The answer is that everyone, no exception, must have a tribe, an alliance with which to jockey for power and territory, to demonize the enemy, to organize rallies and raise flags.Biologist E. O. Wilson on Why Humans, Like Ants, Need a Tribe
And so it has ever been. In ancient history and prehistory, tribes gave visceral comfort and pride from familiar fellowship, and a way to defend the group enthusiastically against rival groups. It gave people a name in addition to their own and social meaning in a chaotic world. It made the environment less disorienting and dangerous. Human nature has not changed. Modern groups are psychologically equivalent to the tribes of ancient history. As such, these groups are directly descended from the bands of primitive humans and prehumans.

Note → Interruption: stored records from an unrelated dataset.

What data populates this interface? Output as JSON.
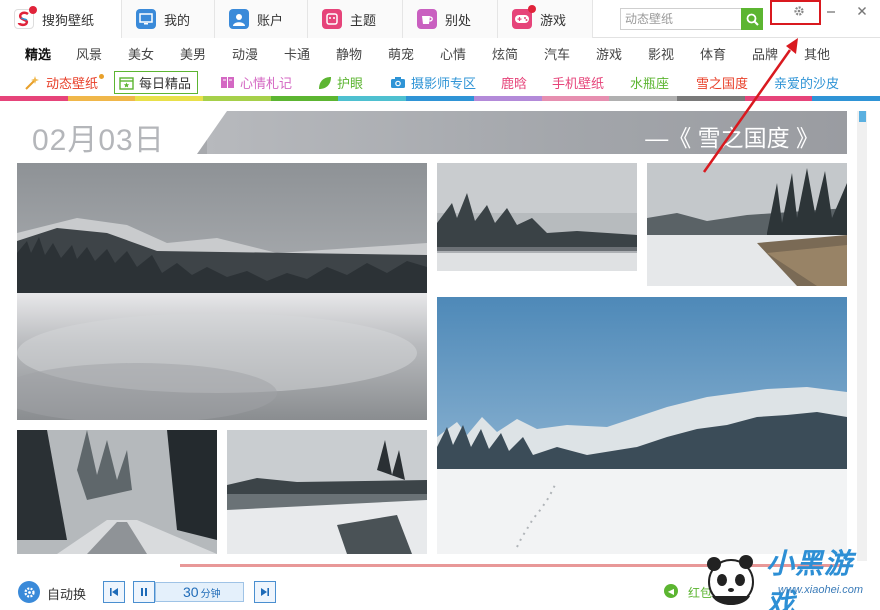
{
  "tabs": [
    {
      "label": "搜狗壁纸",
      "icon": "sogou-logo-icon",
      "color": "#e0233a",
      "has_dot": true,
      "active": true
    },
    {
      "label": "我的",
      "icon": "monitor-icon",
      "color": "#3a8ad9",
      "has_dot": false,
      "active": false
    },
    {
      "label": "账户",
      "icon": "user-icon",
      "color": "#3a8ad9",
      "has_dot": false,
      "active": false
    },
    {
      "label": "主题",
      "icon": "theme-icon",
      "color": "#e6447a",
      "has_dot": false,
      "active": false
    },
    {
      "label": "别处",
      "icon": "cup-icon",
      "color": "#c95fc0",
      "has_dot": false,
      "active": false
    },
    {
      "label": "游戏",
      "icon": "gamepad-icon",
      "color": "#e6447a",
      "has_dot": true,
      "active": false
    }
  ],
  "search": {
    "placeholder": "动态壁纸"
  },
  "categories": [
    {
      "label": "精选",
      "selected": true
    },
    {
      "label": "风景",
      "selected": false
    },
    {
      "label": "美女",
      "selected": false
    },
    {
      "label": "美男",
      "selected": false
    },
    {
      "label": "动漫",
      "selected": false
    },
    {
      "label": "卡通",
      "selected": false
    },
    {
      "label": "静物",
      "selected": false
    },
    {
      "label": "萌宠",
      "selected": false
    },
    {
      "label": "心情",
      "selected": false
    },
    {
      "label": "炫简",
      "selected": false
    },
    {
      "label": "汽车",
      "selected": false
    },
    {
      "label": "游戏",
      "selected": false
    },
    {
      "label": "影视",
      "selected": false
    },
    {
      "label": "体育",
      "selected": false
    },
    {
      "label": "品牌",
      "selected": false
    },
    {
      "label": "其他",
      "selected": false
    }
  ],
  "specials": [
    {
      "label": "动态壁纸",
      "color": "#e8402a",
      "icon": "magic-wand-icon"
    },
    {
      "label": "每日精品",
      "color": "#5cb531",
      "icon": "calendar-star-icon"
    },
    {
      "label": "心情札记",
      "color": "#d468c3",
      "icon": "book-icon"
    },
    {
      "label": "护眼",
      "color": "#5cb531",
      "icon": "leaf-icon"
    },
    {
      "label": "摄影师专区",
      "color": "#2f94d6",
      "icon": "camera-icon"
    },
    {
      "label": "鹿晗",
      "color": "#e6447a",
      "icon": ""
    },
    {
      "label": "手机壁纸",
      "color": "#e6447a",
      "icon": ""
    },
    {
      "label": "水瓶座",
      "color": "#5cb531",
      "icon": ""
    },
    {
      "label": "雪之国度",
      "color": "#e8402a",
      "icon": ""
    },
    {
      "label": "亲爱的沙皮",
      "color": "#2f94d6",
      "icon": ""
    }
  ],
  "colorbar": [
    "#e6447a",
    "#f0b74a",
    "#e8e04a",
    "#a6d04a",
    "#5cb531",
    "#4ec0d0",
    "#2f94d6",
    "#b38ad9",
    "#e68fb0",
    "#b0b0b0",
    "#7a7a7a",
    "#e6447a",
    "#2f94d6"
  ],
  "banner": {
    "date": "02月03日",
    "title": "—《 雪之国度 》"
  },
  "bottom": {
    "auto_label": "自动换",
    "timer_value": "30",
    "timer_unit": "分钟",
    "note": "红包大派送"
  },
  "watermark": {
    "text": "小黑游戏",
    "site": "www.xiaohei.com"
  }
}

The drive to join is deeply ingrained, a result of a complicated evolution that has led our species to a condition that biologists call eusociality. “Eu-,” of course, is a prefix meaning pleasant or good: euphony is something that sounds wonderful; eugenics is the attempt to improve the gene pool. And the eusocial group contains multiple generations whose members perform altruistic acts, sometimes against their own personal interests, to benefit their group. Eusociality is an outgrowth of a new way of understanding evolution, which blends traditionally popular individual selection (based on individuals competing against each other) with group selection (based on competition among groups). Individual selection tends to favor selfish behavior. Group selection favors altruistic behavior and is responsible for the origin of the most advanced level of social behavior, that attained by ants, bees, termites—and humans.